Component data from apps and pages
***
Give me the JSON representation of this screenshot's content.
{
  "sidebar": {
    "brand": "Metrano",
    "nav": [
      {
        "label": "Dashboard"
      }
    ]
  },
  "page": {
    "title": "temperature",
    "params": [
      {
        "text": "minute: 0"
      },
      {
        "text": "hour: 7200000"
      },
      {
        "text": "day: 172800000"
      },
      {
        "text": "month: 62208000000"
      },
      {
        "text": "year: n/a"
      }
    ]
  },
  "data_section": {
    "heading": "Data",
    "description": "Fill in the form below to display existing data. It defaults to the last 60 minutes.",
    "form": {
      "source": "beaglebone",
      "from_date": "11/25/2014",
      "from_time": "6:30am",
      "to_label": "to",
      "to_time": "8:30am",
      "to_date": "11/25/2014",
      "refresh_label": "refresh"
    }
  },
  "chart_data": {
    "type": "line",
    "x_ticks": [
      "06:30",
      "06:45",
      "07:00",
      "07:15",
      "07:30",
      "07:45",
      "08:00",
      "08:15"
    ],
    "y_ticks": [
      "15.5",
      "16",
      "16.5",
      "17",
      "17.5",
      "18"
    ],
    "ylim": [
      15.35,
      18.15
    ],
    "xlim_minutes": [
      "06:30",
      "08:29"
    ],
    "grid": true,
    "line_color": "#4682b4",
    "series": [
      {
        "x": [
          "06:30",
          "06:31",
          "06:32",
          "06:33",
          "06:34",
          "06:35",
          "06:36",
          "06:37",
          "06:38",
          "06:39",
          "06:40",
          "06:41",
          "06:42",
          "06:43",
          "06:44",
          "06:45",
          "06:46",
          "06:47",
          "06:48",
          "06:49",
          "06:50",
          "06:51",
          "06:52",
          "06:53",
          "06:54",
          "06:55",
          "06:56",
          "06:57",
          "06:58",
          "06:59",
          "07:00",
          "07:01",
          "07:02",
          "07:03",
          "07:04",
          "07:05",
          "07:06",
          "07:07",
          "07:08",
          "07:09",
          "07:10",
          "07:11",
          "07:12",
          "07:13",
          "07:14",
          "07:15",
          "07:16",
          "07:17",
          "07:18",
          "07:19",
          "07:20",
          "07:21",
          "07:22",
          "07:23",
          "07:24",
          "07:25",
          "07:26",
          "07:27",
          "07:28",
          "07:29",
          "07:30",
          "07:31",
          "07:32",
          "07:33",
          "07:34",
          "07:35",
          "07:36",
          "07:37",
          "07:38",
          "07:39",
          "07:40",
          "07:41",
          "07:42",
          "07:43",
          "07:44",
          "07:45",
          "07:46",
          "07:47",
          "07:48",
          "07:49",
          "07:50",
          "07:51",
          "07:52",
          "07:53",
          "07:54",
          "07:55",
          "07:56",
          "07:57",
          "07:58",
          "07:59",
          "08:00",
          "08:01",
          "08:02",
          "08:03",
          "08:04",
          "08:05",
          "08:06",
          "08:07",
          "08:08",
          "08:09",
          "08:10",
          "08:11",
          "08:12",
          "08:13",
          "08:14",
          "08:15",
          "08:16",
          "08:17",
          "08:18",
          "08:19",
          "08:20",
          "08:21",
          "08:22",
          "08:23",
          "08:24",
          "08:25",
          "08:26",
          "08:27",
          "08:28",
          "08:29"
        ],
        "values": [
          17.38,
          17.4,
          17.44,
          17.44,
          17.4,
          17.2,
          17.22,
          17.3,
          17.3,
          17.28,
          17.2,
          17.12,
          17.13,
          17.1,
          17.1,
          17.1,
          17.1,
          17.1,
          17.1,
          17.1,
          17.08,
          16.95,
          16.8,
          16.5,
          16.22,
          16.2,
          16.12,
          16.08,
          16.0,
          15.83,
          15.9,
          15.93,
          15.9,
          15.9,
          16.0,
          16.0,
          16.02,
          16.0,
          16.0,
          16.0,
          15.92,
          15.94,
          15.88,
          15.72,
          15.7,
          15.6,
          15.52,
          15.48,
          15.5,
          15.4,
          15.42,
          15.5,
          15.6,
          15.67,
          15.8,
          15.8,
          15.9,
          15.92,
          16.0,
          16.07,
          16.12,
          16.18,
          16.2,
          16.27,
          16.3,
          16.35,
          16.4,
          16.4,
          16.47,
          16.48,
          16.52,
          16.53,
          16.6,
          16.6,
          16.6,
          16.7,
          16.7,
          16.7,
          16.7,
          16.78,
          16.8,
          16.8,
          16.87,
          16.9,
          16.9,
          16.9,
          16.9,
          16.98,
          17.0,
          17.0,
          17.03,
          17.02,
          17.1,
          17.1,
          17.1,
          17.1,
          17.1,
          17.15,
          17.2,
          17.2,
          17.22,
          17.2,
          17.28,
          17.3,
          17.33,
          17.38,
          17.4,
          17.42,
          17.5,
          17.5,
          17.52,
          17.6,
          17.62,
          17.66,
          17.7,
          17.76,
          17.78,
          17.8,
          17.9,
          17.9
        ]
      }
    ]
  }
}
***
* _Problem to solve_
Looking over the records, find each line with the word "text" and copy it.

* _Answer for the task_
        "text": "minute: 0"
        "text": "hour: 7200000"
        "text": "day: 172800000"
        "text": "month: 62208000000"
        "text": "year: n/a"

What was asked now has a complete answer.